TregoED Blog

Resisting the Temptation to Avoid Collaboration

James Watson (of Nobel Prize-winning science duo Crick & Watson) once stated:

“Nothing new that is really interesting comes without collaboration.”   Most of us accept that the world is too complex for one person to have all the answers. But do we behave this way in practice?   Do we risk complicating – but ultimately improving – our decision-making by getting others involved?

You, like me, have probably had the experience of attempting to collaborate with others on something important – only to later question your sanity.  In theory, collaborative decision-making sounds compelling. In practice, though, it can be messy, scary, and sometimes downright infuriating.  Often it just seems easier and more effective to do it yourself.

The problem is, while it may seem easier, it is rarely more effective. In his bestselling book The Wisdom of Crowds,   James Surowiecki explores the intriguing and well-substantiated idea that the collective judgment of many people is almost always superior to the opinions of just a few – even the experts’.  When we choose not to collaborate, we lose the opportunity to:

–          Develop the best possible solution or outcome

–          Reduce the odds that our solution will face significant, indefensible opposition from others

–          Garner support for implementation

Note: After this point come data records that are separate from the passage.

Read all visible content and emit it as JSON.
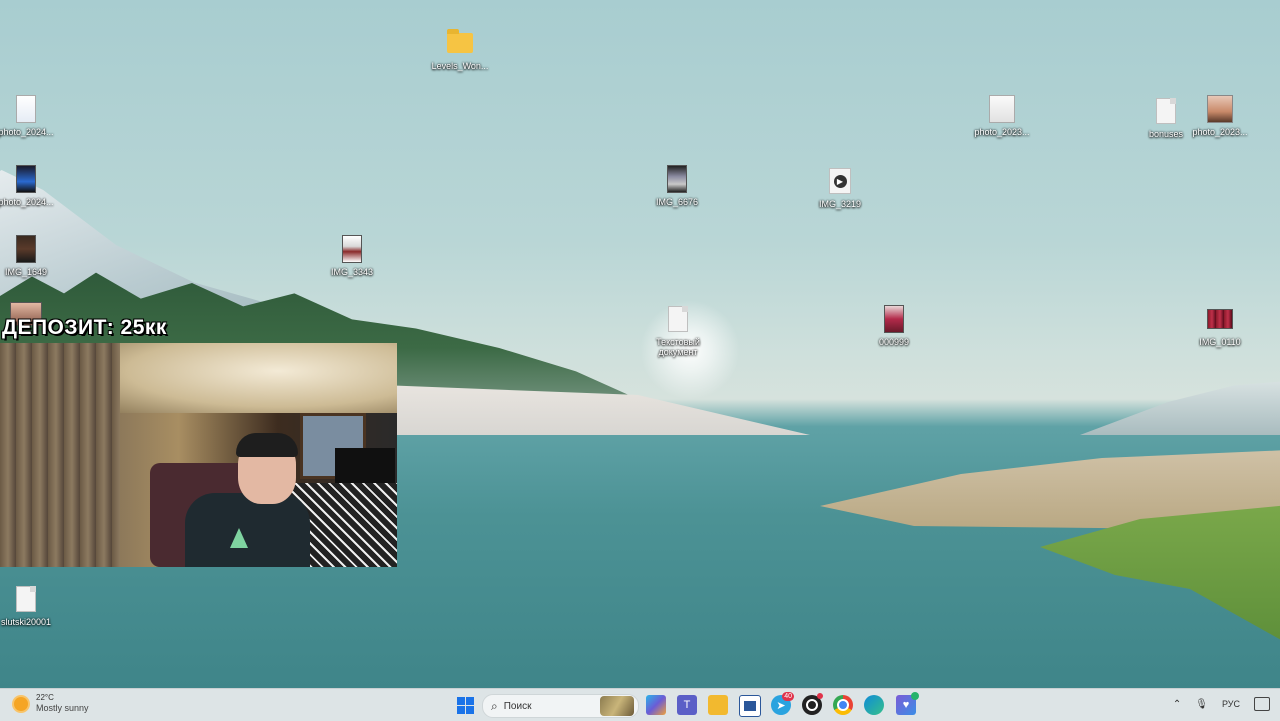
{
  "overlay": {
    "deposit_text": "ДЕПОЗИТ: 25кк"
  },
  "desktop_icons": [
    {
      "label": "Levels_Won...",
      "type": "folder"
    },
    {
      "label": "photo_2024...",
      "type": "photo"
    },
    {
      "label": "photo_2024...",
      "type": "photo"
    },
    {
      "label": "IMG_1649",
      "type": "photo"
    },
    {
      "label": "IMG_3343",
      "type": "photo"
    },
    {
      "label": "IMG_6676",
      "type": "photo"
    },
    {
      "label": "IMG_3219",
      "type": "video"
    },
    {
      "label": "Текстовый документ",
      "type": "text"
    },
    {
      "label": "000999",
      "type": "photo"
    },
    {
      "label": "photo_2023...",
      "type": "photo"
    },
    {
      "label": "bonuses",
      "type": "text"
    },
    {
      "label": "photo_2023...",
      "type": "photo"
    },
    {
      "label": "IMG_0110",
      "type": "video"
    },
    {
      "label": "slutski20001",
      "type": "text"
    }
  ],
  "taskbar": {
    "weather": {
      "temp": "22°C",
      "condition": "Mostly sunny",
      "icon": "sun-icon"
    },
    "search_placeholder": "Поиск",
    "pinned": [
      {
        "name": "copilot",
        "color": "#3a8ee6"
      },
      {
        "name": "teams",
        "color": "#5b5fc7",
        "glyph": "T"
      },
      {
        "name": "file-explorer",
        "color": "#f2b92f"
      },
      {
        "name": "app-window",
        "color": "#2b579a"
      },
      {
        "name": "telegram",
        "color": "#2aa3df",
        "badge": "40"
      },
      {
        "name": "obs",
        "color": "#222222"
      },
      {
        "name": "chrome",
        "color": "#e94235"
      },
      {
        "name": "edge",
        "color": "#0f8bd8"
      },
      {
        "name": "vpn",
        "color": "#7b5cd6"
      }
    ],
    "tray": {
      "language": "РУС"
    }
  },
  "colors": {
    "taskbar_bg": "#dde4e6",
    "accent": "#1a73e8"
  }
}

–          Further build trust and transparency

–          Help others increase knowledge and capabilities through participating

–          Help a district further evolve into one that is collaborative, continually learning, and committed to excellence

However, despite all the compelling reasons to use collaborative decision-making, it can still strike fear in the hearts of the strong.  Why is collaboration simultaneously revered and feared? In a blog post entitled  “8 Dangers of Collaboration” Nilofer Merchant posits that collaboration feels inherently dangerous.  Leading her list of dangers is a big one: not knowing and being able to control the answer. To collaborate, we need to relinquish our need to control the outcome.  We need a certain tolerance for ambiguity – a willingness to learn and to allow our thinking to evolve.  We need to be open to listening and learning from others – and to thinking that may be vastly different from our own.

If it were easier to admit we didn’t have all the answers, how would that change the way we teach?  The way we parent? The way we lead?   Imagine the example we set by embracing other contributions and perspectives. In this age of increasing demands and decreasing resources, we need some new and interesting – and viable – solutions.  Schools and districts that have been most successful in innovating have figured out how to harness the power of collaboration. Stay tuned for more on how they have done this….